Adelaide has become the first non-US city to join the US Smart Gigabit Communities program, led by US Ignite, a non-profit organisation that “fosters the development and deployment of advanced networking applications that will profoundly change the way Americans live, work and learn.”
The government has created a web site dedicated to the Gig City Initiative: http://gigcity.com.au. It joins other new entrants to the program: Albuquerque, New Mexico; Salisbury, North Carolina; and Washington, DC
Membership of the program commits Adelaide, in partnership with US Ignite, to develop two applications or public services that require gigabit broadband services and that provide advanced technology solutions to issues faced by the community. It must also agree to share those applications with the other communities in the network.
SA Government to pump $4.65m into Gig City initiatives
The South Australian Government said it would invest $4.65 million to enable Adelaide to become a Gig City and would provide affordable 1Gbps connections to Adelaide’s innovation hubs at Tonsley, Technology Park, Techport, the Thebarton BioScience precinct, St Paul’s Creative Centre, the Majoran Co-working Space, Hub Adelaide, and the Stretton Centre.
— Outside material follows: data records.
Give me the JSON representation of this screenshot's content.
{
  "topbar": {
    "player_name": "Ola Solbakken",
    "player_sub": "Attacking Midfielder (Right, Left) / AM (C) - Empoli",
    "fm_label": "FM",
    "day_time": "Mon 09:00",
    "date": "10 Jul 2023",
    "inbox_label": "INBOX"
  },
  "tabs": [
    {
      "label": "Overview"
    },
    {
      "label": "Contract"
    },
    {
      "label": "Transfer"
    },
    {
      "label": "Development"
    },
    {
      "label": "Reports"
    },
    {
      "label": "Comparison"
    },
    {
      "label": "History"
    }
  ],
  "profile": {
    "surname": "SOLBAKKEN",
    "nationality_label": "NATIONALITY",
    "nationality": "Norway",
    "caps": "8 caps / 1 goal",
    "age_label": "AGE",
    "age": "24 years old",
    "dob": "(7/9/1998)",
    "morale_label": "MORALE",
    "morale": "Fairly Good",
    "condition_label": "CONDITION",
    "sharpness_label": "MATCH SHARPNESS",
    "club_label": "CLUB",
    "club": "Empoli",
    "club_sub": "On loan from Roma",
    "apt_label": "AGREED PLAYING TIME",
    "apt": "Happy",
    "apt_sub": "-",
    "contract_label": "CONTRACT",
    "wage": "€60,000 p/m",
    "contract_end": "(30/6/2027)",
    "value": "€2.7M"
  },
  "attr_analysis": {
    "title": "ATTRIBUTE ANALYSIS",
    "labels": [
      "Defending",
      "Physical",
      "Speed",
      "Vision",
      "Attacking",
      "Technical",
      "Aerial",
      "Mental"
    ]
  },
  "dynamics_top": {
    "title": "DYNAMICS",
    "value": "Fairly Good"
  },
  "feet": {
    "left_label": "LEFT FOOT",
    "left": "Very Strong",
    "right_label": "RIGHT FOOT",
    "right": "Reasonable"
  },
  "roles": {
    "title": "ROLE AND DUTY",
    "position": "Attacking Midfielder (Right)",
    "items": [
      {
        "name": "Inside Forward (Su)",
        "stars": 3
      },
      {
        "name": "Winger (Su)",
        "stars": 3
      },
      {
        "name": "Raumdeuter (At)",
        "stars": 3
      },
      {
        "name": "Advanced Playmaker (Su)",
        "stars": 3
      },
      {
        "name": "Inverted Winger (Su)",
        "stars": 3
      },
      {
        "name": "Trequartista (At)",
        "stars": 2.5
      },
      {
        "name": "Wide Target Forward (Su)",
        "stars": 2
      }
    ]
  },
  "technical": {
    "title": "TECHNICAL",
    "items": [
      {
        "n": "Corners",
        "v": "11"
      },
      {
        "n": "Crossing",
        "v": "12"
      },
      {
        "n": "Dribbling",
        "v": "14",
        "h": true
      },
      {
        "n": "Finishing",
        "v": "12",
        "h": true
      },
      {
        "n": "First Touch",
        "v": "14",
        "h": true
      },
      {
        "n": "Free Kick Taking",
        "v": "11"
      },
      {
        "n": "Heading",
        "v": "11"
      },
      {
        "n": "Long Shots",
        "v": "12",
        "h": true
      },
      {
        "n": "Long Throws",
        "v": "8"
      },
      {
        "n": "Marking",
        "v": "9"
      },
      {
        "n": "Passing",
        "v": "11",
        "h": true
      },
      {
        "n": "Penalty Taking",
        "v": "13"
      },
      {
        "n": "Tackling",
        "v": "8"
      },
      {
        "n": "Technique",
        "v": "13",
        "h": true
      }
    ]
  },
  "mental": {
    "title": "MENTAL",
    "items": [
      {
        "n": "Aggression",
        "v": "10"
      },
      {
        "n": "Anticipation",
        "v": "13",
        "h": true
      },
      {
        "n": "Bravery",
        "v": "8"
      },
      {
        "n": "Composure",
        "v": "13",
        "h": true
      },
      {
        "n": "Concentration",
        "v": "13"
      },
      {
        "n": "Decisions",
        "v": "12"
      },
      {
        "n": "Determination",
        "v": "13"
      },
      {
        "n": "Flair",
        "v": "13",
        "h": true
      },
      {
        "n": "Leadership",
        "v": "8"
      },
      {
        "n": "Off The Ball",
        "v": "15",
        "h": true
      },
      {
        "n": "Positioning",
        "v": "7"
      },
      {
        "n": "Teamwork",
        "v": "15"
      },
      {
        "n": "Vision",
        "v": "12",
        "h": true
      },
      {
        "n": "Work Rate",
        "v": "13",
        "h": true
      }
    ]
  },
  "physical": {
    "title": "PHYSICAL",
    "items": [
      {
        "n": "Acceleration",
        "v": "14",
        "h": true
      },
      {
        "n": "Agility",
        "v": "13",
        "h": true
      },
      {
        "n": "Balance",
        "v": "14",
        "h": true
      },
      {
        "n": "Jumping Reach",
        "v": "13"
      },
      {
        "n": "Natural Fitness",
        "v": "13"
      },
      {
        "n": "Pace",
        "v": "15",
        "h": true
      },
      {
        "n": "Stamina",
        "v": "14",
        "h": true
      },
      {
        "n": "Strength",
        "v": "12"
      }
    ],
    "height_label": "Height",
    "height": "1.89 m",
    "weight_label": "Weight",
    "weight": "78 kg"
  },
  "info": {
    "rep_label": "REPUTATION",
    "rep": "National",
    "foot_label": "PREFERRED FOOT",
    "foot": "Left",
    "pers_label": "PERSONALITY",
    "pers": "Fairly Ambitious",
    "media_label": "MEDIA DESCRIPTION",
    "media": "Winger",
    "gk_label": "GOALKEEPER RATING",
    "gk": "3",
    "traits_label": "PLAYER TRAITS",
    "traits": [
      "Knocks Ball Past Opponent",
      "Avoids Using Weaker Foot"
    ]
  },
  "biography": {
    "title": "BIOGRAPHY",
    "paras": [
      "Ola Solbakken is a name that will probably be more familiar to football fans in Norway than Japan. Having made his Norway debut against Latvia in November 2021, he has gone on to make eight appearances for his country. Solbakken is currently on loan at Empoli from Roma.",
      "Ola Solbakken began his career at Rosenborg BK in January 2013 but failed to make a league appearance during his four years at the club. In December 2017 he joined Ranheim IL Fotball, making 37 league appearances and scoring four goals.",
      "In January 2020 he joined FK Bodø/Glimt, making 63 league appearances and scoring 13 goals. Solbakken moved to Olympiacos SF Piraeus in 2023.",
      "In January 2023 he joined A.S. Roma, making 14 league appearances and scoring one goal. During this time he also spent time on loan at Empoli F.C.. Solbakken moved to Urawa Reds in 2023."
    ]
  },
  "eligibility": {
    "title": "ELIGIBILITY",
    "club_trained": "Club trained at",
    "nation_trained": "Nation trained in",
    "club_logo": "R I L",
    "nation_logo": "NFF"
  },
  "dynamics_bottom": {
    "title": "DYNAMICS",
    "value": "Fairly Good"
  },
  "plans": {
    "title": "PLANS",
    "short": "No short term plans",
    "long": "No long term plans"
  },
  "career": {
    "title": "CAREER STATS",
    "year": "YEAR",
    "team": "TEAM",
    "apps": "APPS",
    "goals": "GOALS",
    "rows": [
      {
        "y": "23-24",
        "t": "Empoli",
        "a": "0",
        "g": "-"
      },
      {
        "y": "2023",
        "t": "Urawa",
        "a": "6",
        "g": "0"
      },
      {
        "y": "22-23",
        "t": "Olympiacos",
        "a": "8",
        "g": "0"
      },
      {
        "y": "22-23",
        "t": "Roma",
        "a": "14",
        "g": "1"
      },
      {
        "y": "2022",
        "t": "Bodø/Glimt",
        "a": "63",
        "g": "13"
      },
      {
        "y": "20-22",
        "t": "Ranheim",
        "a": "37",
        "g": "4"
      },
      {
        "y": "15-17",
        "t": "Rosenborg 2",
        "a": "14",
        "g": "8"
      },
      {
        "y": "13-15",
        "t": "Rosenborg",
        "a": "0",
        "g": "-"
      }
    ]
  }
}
Gig City will use the existing SABRENet optical fibre network, which is owned by the State Government and South Australia’s universities, and connects the state’s research and educational sites.
Kyam Maher, minister for manufacturing and innovation, automotive transformation and for science and information economy, said the Gig City funding was part of the State Government’s almost $80 million allocated in the recent state budget to “accelerate South Australia’s transformation to a modern, innovative economy that supports jobs for the future.”
The package of measures also includes funding for early commercialisation, a local venture capital fund, and support for the University of South Australia’s Future Industries Institute.
Maher said: “This has the potential to deliver important advances in areas such as healthcare, education, public safety, and other priority areas using advanced internet applications that are not yet available on today’s commercial internet.”
US Ignite says that, over the next five years, the ecosystem it is creating will deliver 60 next-generation applications, 200 community test beds where applications can be researched, developed, tested, refined, and deployed, and new forum for collaboration between an array of diverse partners in education and the workforce, energy, health, public safety, transportation and advance manufacturing.
The Smart Gigabit Communities Program is funded largely by the US National Science Foundation (NSF). It was announced during the launch of the Smart Cities Initiative in September 2015.